2. Conditions Precedent, Cure and Remedies
Even in this time of relative parity between Landlords and Tenants, Landlords will want to require a certain amount of triggers for the Co-Tenancy provisions to be activated by Tenants. Among these are:
A. Tenant must be operating at the time of the alleged default;
B. Tenant must not be in an uncurable default situation;
C. The Co-Tenancy provisions should be personal to the Tenant and not Assignees or Sub-Lessees, nor applicable to option terms;
D. The remedy elected by the Tenant in the situation of a default should be their sole remedy (see below); and
E. Tenants who claim a breach of the Co-Tenancy provisions should be required to show a drop in sales unrelated to independent events.
As a precaution Landlords should also insist upon strict language allowing a cure period of a reasonable time if the provisions of the Co-Tenancy are alleged to be breached by the Tenant. In terms of Remedies, Tenants will want to preserve their right of Termination if the Landlord does not take diligent efforts to cure. On the front end of the Lease, this could be found in a conditional period for opening until an Opening Co-Tenancy provision is properly complied with by Landlord. During the term, Tenants will likely seek a specific time period to allow Landlord to cure before termination rights ripen, while Landlord will seek flexibility of Replacement Tenants and a “reasonable efforts” standard if an Anchor closes or goes bankrupt. One twist on the Remedies is to require Tenant to make an election to terminate or return to paying full rent if they continue to operate after the deadline for Landlord to cure the Co-Tenancy clause breach. In that case, Landlord will likely seek Tenant to agree to an election of Remedies: either stay and pay full rent or the Lease is terminated.
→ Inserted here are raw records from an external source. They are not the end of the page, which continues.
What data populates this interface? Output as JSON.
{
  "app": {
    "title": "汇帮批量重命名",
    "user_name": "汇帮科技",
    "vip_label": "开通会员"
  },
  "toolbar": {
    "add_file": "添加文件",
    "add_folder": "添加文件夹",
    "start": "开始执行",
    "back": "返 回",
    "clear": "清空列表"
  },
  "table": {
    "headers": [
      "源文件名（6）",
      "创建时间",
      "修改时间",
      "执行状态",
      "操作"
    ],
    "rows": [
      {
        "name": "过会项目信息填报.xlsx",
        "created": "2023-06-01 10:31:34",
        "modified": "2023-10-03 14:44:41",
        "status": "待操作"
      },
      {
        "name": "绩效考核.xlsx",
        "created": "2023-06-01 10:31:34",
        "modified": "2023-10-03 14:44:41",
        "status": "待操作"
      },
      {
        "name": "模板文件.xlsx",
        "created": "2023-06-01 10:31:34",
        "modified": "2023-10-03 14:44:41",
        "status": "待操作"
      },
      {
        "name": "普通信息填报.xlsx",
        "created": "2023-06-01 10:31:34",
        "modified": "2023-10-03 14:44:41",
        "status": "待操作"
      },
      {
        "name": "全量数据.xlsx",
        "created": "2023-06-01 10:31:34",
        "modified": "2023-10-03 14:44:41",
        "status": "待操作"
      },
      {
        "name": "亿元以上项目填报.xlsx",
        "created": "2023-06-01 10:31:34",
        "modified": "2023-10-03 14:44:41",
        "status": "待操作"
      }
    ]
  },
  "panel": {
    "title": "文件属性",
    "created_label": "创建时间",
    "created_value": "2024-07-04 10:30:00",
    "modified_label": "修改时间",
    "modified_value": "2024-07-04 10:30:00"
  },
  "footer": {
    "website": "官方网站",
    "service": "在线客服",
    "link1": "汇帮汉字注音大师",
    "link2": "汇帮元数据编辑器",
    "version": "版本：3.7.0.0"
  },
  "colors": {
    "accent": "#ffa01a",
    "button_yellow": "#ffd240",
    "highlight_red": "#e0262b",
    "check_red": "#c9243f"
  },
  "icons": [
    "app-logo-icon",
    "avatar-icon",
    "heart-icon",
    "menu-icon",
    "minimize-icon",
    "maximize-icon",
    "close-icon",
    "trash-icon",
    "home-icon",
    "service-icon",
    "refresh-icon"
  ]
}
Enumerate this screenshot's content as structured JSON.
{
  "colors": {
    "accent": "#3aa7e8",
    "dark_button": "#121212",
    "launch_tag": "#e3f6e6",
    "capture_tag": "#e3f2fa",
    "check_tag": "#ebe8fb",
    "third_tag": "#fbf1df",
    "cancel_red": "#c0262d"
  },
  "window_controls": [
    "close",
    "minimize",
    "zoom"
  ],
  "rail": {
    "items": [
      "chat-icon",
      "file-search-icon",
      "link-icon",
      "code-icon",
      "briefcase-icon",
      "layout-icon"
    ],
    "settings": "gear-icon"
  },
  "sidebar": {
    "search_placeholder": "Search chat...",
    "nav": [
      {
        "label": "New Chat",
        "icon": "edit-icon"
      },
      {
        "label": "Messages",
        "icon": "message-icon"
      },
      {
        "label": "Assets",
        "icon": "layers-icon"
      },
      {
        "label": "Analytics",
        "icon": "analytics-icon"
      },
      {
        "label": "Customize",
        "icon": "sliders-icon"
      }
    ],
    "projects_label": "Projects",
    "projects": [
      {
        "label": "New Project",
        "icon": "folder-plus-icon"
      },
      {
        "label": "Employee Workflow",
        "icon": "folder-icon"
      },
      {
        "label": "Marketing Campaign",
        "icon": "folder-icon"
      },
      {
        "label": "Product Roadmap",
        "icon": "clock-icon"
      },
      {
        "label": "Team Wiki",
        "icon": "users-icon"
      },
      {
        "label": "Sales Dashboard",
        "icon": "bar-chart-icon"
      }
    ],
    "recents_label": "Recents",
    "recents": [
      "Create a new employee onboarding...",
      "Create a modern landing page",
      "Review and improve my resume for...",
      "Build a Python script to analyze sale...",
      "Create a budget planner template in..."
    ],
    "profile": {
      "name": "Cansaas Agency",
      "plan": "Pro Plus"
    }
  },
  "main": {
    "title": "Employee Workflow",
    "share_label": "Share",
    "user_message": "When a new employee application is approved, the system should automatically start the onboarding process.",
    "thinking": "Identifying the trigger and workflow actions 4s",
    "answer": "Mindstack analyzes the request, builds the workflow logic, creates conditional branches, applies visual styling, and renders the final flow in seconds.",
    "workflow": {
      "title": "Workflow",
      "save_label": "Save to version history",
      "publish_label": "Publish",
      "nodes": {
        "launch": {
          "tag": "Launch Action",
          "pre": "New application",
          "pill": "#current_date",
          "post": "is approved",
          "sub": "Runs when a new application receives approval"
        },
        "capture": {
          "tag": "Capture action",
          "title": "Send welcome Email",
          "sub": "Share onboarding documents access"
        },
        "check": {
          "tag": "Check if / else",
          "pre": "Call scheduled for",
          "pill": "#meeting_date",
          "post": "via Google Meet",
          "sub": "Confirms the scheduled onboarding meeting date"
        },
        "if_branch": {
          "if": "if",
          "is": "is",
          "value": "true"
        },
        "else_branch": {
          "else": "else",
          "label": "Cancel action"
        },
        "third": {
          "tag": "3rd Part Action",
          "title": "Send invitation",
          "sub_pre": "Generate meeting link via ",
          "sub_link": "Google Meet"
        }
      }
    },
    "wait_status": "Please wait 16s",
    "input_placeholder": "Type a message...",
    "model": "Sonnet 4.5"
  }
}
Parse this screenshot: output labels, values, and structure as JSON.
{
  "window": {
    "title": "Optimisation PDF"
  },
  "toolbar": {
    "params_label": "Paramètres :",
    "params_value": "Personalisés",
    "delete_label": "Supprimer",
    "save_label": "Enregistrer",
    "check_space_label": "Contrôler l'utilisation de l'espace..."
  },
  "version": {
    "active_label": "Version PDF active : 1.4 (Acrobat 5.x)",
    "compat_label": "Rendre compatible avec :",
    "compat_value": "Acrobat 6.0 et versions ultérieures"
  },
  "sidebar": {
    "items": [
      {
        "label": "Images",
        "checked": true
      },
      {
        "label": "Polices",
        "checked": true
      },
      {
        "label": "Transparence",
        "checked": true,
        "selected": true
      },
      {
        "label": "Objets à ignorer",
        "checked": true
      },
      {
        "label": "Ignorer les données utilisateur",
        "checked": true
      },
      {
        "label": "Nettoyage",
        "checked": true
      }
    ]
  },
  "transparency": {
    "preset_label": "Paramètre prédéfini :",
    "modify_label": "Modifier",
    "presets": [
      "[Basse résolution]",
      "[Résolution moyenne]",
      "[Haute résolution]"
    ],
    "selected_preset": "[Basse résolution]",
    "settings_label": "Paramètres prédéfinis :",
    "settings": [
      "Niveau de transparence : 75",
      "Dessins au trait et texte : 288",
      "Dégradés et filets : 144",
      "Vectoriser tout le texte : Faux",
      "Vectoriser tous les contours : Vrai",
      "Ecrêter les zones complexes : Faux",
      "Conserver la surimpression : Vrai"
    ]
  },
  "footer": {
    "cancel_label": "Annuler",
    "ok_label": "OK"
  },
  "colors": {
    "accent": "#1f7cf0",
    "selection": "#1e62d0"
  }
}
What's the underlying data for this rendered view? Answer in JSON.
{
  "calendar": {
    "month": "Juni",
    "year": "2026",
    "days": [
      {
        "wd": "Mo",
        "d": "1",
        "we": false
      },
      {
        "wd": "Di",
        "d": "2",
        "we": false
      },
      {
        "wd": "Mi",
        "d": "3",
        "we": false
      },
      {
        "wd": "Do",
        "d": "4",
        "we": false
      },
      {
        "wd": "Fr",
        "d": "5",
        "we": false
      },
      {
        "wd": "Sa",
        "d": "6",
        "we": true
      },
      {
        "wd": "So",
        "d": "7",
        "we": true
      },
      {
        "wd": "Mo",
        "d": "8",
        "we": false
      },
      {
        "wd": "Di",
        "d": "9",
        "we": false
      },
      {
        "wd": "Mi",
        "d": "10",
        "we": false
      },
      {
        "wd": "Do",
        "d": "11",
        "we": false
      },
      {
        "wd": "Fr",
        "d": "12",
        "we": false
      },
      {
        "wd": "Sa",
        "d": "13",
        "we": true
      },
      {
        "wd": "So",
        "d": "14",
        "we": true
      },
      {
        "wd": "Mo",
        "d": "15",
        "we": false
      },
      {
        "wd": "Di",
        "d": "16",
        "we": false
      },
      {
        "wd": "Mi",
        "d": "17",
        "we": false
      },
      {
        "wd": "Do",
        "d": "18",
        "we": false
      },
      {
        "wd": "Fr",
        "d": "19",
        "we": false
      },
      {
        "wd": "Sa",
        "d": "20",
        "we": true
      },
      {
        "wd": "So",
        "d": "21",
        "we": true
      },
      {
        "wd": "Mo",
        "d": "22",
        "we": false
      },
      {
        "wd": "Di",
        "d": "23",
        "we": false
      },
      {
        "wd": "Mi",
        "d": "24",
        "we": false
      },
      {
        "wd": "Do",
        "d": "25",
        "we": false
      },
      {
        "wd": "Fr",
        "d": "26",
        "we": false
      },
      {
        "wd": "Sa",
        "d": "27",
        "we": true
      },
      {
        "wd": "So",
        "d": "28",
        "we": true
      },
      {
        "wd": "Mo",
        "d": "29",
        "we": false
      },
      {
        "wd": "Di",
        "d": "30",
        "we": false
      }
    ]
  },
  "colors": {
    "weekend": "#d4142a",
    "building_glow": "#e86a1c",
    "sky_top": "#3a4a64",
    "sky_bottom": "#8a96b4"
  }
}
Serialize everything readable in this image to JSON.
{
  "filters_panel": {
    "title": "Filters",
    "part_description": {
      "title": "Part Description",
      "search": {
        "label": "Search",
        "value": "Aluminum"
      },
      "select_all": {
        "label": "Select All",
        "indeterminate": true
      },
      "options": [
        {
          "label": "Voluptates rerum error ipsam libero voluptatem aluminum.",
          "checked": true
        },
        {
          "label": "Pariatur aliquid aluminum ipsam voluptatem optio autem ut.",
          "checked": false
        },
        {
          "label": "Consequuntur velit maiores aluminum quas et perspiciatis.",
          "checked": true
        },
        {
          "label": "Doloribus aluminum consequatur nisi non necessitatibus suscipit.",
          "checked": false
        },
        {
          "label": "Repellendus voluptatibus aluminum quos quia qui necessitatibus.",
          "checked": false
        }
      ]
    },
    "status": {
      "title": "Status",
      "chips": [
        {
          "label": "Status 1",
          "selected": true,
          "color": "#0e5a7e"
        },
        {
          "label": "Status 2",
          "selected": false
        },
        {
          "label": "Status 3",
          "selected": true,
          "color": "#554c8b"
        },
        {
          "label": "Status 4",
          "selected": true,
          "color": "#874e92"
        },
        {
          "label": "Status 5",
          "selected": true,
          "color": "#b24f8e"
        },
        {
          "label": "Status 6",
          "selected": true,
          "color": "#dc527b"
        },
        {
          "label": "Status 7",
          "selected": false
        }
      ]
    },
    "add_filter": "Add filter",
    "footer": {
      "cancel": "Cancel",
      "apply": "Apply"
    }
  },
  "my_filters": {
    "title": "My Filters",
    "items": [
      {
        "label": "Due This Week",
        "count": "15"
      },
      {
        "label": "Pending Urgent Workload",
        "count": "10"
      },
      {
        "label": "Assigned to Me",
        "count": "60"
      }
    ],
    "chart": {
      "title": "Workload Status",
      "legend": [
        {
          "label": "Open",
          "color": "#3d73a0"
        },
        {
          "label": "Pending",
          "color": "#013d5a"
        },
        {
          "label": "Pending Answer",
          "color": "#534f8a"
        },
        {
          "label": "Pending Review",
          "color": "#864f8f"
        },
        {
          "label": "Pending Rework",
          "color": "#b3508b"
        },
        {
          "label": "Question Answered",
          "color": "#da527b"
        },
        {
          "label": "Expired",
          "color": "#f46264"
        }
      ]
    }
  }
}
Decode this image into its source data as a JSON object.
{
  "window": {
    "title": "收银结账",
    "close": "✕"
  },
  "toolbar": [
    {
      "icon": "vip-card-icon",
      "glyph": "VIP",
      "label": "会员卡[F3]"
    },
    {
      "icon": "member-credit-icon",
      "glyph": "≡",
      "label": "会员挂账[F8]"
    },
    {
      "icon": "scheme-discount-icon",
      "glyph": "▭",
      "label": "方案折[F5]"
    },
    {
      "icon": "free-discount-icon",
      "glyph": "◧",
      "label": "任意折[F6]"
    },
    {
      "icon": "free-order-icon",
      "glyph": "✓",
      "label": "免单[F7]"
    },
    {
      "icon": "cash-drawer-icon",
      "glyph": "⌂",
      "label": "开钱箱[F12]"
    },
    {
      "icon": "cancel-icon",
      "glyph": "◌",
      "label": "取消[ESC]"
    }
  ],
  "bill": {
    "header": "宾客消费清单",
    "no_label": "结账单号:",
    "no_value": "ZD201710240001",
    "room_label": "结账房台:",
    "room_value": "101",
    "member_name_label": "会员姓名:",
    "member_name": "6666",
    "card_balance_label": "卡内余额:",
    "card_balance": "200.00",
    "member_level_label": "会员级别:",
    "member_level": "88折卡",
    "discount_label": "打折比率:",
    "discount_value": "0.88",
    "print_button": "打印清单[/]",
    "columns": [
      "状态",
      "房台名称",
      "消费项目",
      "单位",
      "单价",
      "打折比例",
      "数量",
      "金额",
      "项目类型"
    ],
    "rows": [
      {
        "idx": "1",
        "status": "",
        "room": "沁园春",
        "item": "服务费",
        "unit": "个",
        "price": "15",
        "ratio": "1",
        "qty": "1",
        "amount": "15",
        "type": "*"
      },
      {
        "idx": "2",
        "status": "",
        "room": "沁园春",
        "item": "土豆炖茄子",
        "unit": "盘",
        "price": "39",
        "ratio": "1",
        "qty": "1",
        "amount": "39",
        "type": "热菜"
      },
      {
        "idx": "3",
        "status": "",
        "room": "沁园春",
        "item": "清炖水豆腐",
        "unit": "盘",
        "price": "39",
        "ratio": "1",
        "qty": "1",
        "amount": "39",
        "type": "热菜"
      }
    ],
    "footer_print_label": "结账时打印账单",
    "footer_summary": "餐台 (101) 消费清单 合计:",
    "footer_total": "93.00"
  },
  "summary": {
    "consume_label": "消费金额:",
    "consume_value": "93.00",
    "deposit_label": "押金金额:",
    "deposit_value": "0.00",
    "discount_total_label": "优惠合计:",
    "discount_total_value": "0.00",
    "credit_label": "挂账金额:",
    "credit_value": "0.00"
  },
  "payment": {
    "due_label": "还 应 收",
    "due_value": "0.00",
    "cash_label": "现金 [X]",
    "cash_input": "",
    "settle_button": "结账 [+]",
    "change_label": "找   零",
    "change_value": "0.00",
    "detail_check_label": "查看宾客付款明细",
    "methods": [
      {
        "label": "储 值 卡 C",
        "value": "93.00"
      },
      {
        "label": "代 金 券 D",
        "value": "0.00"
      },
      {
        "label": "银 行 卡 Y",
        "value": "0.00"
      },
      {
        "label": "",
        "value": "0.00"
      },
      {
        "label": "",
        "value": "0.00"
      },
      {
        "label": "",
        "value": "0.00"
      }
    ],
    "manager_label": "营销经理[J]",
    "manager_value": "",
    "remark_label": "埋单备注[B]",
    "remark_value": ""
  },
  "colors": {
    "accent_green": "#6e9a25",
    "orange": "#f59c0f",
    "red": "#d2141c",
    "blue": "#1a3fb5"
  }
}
For Tenants, the Termination remedy is not always a panacea from a bad situation where Anchor(s) close. If the unwary Tenant has not negotiated a return of unamortized improvement costs, the net may be less of a gain than a mitigation of dollars already spent.
3. Lender Limitations
This is a key factor for not only Landlords, but Tenants as well. For the owner, their Lender will likely look down on stringent Co-Tenancy provisions as a hindrance to sales and potential increased value of the Center. Again, the more concessions allowed to non-anchor Tenants in this regard, the more difficult Landlord will find construction and/or permanent financing. On the other hand, if Tenants do not negotiate Co-Tenancy, their business and equipment Lenders may be less likely to finance the Tenant, especially if it is a franchised business. Factors Lenders are attuned to include:
A. Negative effects on the value of the Center based upon projected income streams;
B. Standards for gross sales for Anchors and Shop Tenants; and
C. Occupancy, Occupancy, Occupancy!
NOW THE FUN STUFF:
We would like your input on several questions that relate to this topic, including:
A. Is the fact that Landlords are developing, reconstructing and expanding Retail Centers with more availability for financing lead to Tenants having more or less negotiating power to ask for strong Co-Tenancy rights ? Cause or effect?- One would think so, but how is this playing out? (be honest!)
B. Does the effect of e-commerce and perhaps less demand for brick and mortar stores give Landlords more or less leverage to whittle down Tenant requests for strong rights and remedies? (This could lead to another article as well). One would say that showrooms are still needed at worst. At best, retail stores could function as display and distribution centers with less square footage….
C. Does the consolidation or expansion of certain Retail sectors (clothing, home improvement, entertainment and groceries among others) create new or different concerns for the parties? – do we all need to get along, or can Landlords still call the shots?
Looking forward to your responses!